▶ _Your instructions_
As you look over the data below, please find each line where the word "JSON" appears, then copy it.

▶ _Record excerpts_
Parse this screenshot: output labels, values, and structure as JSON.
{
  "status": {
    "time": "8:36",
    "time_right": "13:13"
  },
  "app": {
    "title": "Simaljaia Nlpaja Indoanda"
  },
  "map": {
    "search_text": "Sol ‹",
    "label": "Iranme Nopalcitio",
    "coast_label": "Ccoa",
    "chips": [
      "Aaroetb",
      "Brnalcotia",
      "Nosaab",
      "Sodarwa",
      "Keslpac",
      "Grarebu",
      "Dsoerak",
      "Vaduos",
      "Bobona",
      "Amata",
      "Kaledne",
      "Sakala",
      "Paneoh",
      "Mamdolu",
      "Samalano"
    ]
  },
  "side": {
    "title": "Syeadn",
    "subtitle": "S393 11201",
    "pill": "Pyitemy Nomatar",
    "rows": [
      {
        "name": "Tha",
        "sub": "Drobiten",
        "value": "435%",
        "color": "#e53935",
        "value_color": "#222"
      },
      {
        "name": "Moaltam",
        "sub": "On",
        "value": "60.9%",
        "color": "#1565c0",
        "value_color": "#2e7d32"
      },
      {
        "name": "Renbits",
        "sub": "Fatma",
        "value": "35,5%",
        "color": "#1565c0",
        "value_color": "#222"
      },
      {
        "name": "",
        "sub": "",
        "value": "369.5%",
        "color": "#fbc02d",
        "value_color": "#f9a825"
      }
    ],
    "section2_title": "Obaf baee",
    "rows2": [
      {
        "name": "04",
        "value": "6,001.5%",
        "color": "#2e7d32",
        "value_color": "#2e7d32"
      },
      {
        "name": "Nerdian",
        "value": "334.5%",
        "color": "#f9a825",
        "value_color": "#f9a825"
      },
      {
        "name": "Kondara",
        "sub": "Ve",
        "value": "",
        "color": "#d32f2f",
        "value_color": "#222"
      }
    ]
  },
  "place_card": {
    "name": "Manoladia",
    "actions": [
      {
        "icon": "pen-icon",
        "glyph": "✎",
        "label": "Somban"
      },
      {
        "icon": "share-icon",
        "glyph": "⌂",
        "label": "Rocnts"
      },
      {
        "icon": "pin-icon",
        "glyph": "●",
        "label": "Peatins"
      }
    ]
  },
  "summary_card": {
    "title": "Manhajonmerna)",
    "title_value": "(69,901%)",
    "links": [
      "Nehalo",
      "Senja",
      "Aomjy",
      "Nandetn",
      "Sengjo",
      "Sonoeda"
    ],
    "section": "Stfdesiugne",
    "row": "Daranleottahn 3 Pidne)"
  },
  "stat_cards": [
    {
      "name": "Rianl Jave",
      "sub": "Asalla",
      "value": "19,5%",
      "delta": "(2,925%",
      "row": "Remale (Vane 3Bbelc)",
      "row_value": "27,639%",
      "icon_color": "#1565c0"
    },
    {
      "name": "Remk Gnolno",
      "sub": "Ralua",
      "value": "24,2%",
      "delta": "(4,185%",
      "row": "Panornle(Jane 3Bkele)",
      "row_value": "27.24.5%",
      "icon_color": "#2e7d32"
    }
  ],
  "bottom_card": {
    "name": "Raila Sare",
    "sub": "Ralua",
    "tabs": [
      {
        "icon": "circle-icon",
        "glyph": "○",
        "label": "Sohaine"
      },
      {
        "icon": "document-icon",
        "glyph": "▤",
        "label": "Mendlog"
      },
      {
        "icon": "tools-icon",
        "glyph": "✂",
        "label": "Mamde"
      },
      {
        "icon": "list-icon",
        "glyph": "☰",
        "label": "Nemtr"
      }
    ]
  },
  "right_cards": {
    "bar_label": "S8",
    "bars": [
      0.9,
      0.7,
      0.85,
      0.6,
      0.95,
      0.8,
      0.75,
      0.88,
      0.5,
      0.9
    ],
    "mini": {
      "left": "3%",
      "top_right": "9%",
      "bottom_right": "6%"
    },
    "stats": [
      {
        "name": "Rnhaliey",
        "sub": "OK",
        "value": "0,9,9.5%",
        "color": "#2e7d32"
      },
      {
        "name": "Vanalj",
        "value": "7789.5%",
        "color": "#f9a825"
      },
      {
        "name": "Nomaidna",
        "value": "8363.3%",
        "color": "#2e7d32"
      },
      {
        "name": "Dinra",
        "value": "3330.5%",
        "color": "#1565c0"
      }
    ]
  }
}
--
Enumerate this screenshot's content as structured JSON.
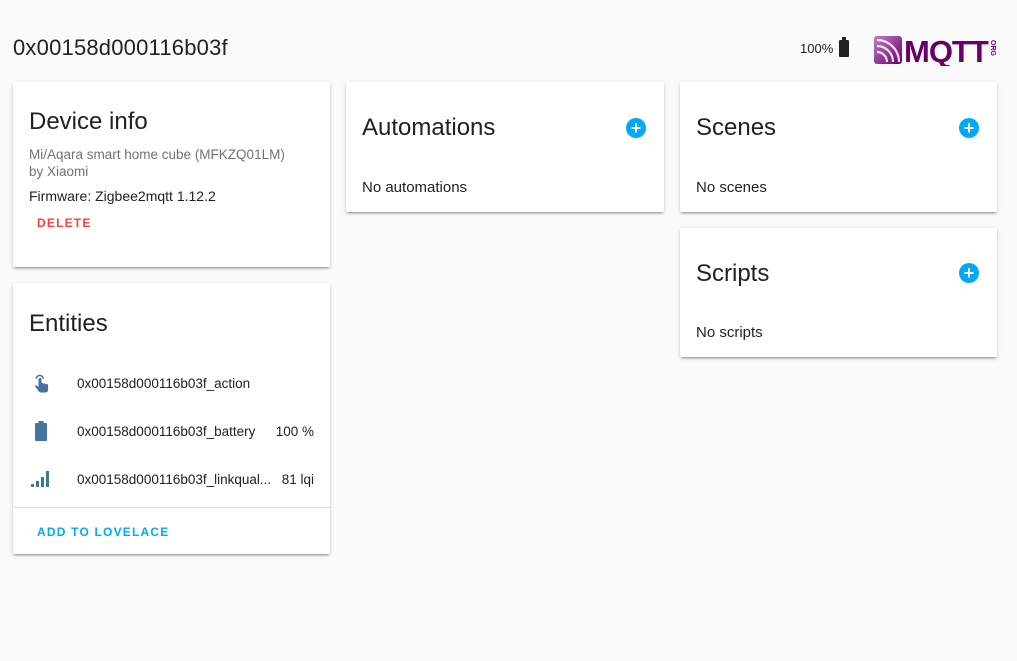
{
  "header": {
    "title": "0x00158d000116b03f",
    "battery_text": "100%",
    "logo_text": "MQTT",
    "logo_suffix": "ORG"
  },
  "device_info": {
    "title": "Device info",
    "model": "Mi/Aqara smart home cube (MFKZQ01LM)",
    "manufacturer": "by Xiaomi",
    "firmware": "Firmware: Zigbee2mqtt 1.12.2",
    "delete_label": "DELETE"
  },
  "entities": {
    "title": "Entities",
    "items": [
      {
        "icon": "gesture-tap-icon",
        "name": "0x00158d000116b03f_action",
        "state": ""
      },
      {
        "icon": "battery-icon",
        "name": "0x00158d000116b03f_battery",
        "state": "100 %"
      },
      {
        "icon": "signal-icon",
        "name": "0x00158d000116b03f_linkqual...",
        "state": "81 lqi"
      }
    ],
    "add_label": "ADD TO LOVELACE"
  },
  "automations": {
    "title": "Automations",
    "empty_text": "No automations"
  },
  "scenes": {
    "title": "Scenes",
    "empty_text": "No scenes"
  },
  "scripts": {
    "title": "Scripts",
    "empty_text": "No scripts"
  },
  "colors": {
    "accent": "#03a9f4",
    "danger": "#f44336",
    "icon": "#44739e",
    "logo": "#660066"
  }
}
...
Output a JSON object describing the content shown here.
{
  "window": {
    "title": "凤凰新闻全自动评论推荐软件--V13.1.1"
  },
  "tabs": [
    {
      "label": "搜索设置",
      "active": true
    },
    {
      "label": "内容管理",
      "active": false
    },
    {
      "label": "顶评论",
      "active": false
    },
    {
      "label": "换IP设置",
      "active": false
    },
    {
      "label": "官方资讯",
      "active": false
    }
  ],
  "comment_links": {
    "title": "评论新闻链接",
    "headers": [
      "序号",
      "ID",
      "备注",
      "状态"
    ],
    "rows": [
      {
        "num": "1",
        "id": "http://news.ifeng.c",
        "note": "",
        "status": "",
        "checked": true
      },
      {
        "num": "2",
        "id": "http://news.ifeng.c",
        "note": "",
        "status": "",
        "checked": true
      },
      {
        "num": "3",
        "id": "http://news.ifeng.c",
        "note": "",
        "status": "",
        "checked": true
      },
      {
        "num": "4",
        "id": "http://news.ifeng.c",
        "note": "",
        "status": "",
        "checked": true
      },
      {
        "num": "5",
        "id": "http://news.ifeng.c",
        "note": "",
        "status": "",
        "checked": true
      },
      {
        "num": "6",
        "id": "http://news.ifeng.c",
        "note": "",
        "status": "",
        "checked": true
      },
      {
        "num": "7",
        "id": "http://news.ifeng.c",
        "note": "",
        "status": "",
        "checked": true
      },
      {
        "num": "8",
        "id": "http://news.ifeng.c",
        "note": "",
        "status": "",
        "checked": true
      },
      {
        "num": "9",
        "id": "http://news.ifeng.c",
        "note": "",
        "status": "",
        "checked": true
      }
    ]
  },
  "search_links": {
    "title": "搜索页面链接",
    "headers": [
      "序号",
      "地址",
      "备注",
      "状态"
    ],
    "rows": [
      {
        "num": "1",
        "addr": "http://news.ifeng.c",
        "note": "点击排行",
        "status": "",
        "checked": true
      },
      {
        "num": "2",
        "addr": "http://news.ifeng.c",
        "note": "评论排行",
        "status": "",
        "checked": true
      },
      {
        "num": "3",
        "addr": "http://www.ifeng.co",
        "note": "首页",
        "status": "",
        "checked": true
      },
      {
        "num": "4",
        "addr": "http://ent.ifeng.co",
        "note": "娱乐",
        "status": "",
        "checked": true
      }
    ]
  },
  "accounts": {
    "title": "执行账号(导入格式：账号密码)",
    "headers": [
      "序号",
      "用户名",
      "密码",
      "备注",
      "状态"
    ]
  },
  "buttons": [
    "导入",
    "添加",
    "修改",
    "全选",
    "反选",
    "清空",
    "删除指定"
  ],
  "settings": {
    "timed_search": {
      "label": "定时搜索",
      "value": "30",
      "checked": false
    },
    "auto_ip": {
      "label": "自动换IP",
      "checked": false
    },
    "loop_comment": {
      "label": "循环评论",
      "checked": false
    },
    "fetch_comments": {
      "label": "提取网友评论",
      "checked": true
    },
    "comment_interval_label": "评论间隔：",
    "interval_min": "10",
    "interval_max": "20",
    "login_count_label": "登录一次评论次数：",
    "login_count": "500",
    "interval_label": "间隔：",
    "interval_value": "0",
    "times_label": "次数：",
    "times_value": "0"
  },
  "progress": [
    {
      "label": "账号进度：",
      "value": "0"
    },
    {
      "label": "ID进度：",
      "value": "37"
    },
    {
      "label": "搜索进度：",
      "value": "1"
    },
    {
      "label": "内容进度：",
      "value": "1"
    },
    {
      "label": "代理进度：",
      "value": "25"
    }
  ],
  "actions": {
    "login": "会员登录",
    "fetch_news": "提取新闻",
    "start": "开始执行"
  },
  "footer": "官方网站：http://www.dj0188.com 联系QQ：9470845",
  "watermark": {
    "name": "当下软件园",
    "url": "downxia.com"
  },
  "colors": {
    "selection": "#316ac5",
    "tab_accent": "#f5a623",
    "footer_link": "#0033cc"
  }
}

▶ _The answer_
Parse this screenshot: output labels, values, and structure as JSON.
Enumerate this screenshot's content as structured JSON.
Output a JSON object describing the content shown here.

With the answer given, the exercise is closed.